## Data for review
————————
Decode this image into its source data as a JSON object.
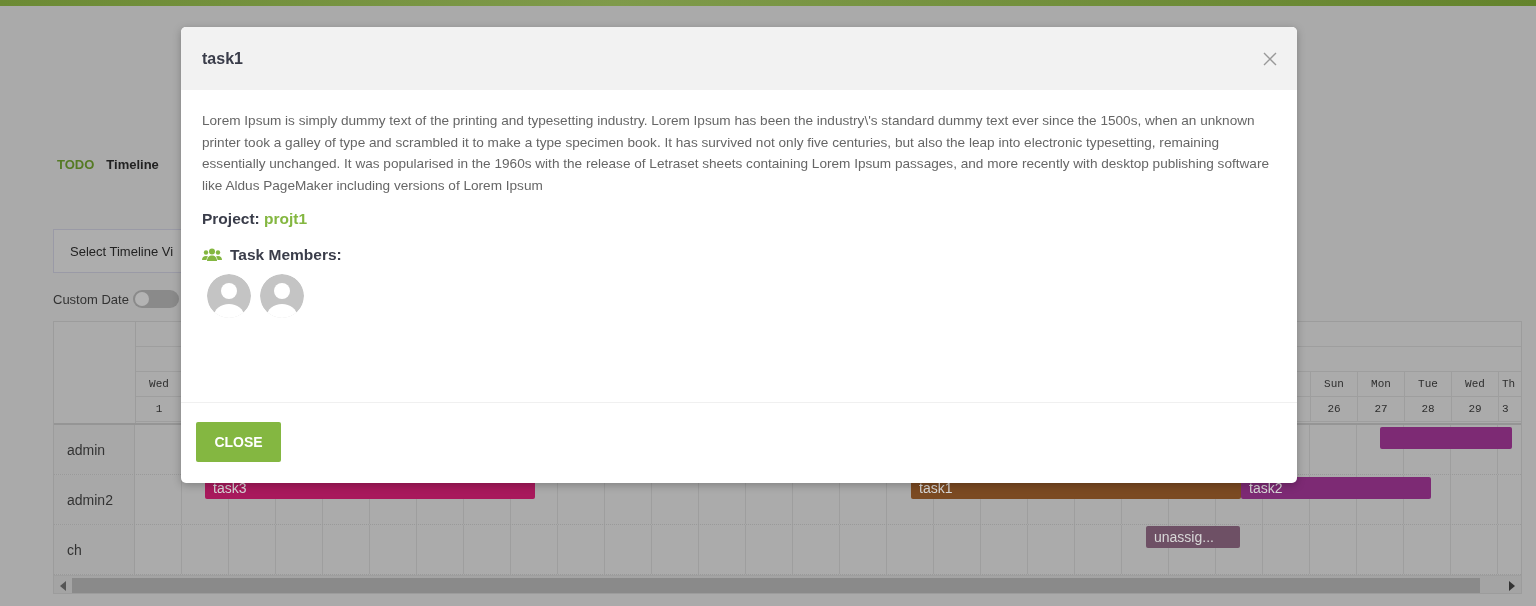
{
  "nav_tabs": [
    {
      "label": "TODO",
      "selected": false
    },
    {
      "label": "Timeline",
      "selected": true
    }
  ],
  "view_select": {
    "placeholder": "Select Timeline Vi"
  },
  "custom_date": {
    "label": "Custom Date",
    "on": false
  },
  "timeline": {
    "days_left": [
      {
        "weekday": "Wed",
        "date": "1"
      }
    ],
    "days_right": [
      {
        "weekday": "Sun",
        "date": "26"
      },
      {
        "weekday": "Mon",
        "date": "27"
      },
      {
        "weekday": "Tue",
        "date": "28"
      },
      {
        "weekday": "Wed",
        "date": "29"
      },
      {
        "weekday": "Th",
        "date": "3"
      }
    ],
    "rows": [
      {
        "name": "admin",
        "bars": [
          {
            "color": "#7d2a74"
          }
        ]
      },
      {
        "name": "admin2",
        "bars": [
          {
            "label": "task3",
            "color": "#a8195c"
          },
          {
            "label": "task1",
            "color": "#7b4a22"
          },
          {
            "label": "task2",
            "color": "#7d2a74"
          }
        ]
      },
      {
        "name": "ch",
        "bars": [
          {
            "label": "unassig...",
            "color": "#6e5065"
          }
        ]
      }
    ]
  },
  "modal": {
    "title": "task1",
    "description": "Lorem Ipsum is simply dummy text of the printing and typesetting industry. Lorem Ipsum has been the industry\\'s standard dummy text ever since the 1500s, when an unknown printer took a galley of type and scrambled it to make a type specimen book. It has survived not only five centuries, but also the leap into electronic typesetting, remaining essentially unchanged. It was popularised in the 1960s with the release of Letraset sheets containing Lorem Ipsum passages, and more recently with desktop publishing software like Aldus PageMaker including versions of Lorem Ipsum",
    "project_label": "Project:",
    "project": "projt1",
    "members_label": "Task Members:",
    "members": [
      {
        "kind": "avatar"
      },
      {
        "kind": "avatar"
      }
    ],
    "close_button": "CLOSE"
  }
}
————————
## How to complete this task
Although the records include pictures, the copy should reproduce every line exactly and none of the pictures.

## Result of the exercise
Decode this image into its source data as a JSON object.
{
  "nav_tabs": [
    {
      "label": "TODO",
      "selected": false
    },
    {
      "label": "Timeline",
      "selected": true
    }
  ],
  "view_select": {
    "placeholder": "Select Timeline Vi"
  },
  "custom_date": {
    "label": "Custom Date",
    "on": false
  },
  "timeline": {
    "days_left": [
      {
        "weekday": "Wed",
        "date": "1"
      }
    ],
    "days_right": [
      {
        "weekday": "Sun",
        "date": "26"
      },
      {
        "weekday": "Mon",
        "date": "27"
      },
      {
        "weekday": "Tue",
        "date": "28"
      },
      {
        "weekday": "Wed",
        "date": "29"
      },
      {
        "weekday": "Th",
        "date": "3"
      }
    ],
    "rows": [
      {
        "name": "admin",
        "bars": [
          {
            "color": "#7d2a74"
          }
        ]
      },
      {
        "name": "admin2",
        "bars": [
          {
            "label": "task3",
            "color": "#a8195c"
          },
          {
            "label": "task1",
            "color": "#7b4a22"
          },
          {
            "label": "task2",
            "color": "#7d2a74"
          }
        ]
      },
      {
        "name": "ch",
        "bars": [
          {
            "label": "unassig...",
            "color": "#6e5065"
          }
        ]
      }
    ]
  },
  "modal": {
    "title": "task1",
    "description": "Lorem Ipsum is simply dummy text of the printing and typesetting industry. Lorem Ipsum has been the industry\\'s standard dummy text ever since the 1500s, when an unknown printer took a galley of type and scrambled it to make a type specimen book. It has survived not only five centuries, but also the leap into electronic typesetting, remaining essentially unchanged. It was popularised in the 1960s with the release of Letraset sheets containing Lorem Ipsum passages, and more recently with desktop publishing software like Aldus PageMaker including versions of Lorem Ipsum",
    "project_label": "Project:",
    "project": "projt1",
    "members_label": "Task Members:",
    "members": [
      {
        "kind": "avatar"
      },
      {
        "kind": "avatar"
      }
    ],
    "close_button": "CLOSE"
  }
}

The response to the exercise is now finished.